Bottom Line: Silicon nanoclusters (Si-ncs) embedded in silicon nitride films have been studied to determine the effects that deposition and processing parameters have on their growth, luminescent properties, and electronic structure.The emission energy was highly dependent on the film composition and changed only slightly with annealing temperature and time, which primarily affected the emission intensity.The PL spectra from films annealed for duration of times ranging from 2 s to 2 h at 600 and 800°C indicated a fast initial formation and growth of nanoclusters in the first few seconds of annealing followed by a slow, but steady growth as annealing time was further increased.

View Article: PubMed Central - HTML - PubMed

Affiliation: Department of Engineering Physics and Centre for Emerging Device Technologies, McMaster University, 1280 Main Street West, Hamilton, Ontario L8S4L7, Canada. wilsonpr@mcmaster.ca.
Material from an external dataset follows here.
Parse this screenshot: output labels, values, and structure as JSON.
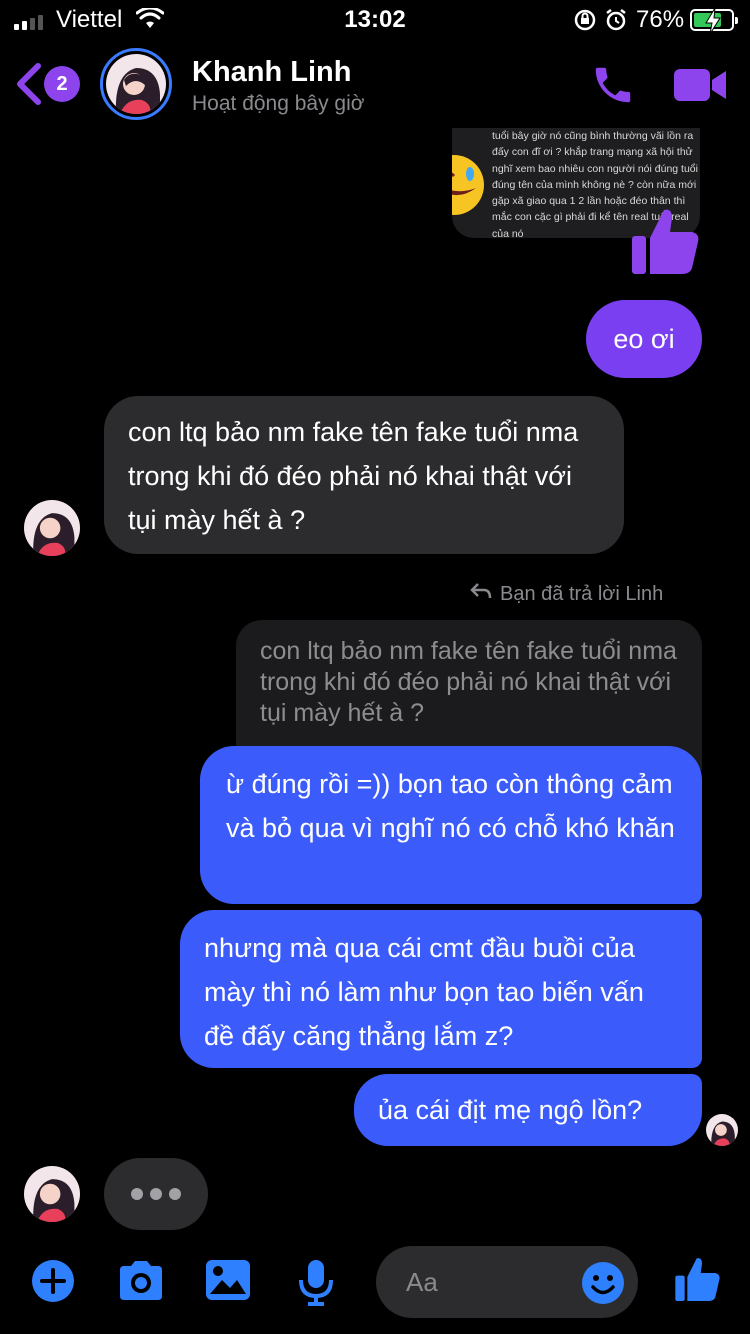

ABSTRACT
Silicon nanoclusters (Si-ncs) embedded in silicon nitride films have been studied to determine the effects that deposition and processing parameters have on their growth, luminescent properties, and electronic structure. Luminescence was observed from Si-ncs formed in silicon-rich silicon nitride films with a broad range of compositions and grown using three different types of chemical vapour deposition systems. Photoluminescence (PL) experiments revealed broad, tunable emissions with peaks ranging from the near-infrared across the full visible spectrum. The emission energy was highly dependent on the film composition and changed only slightly with annealing temperature and time, which primarily affected the emission intensity. The PL spectra from films annealed for duration of times ranging from 2 s to 2 h at 600 and 800°C indicated a fast initial formation and growth of nanoclusters in the first few seconds of annealing followed by a slow, but steady growth as annealing time was further increased. X-ray absorption near edge structure at the Si K- and L3,2-edges exhibited composition-dependent phase separation and structural re-ordering of the Si-ncs and silicon nitride host matrix under different post-deposition annealing conditions and generally supported the trends observed in the PL spectra.

No MeSH data available.


Related in: MedlinePlus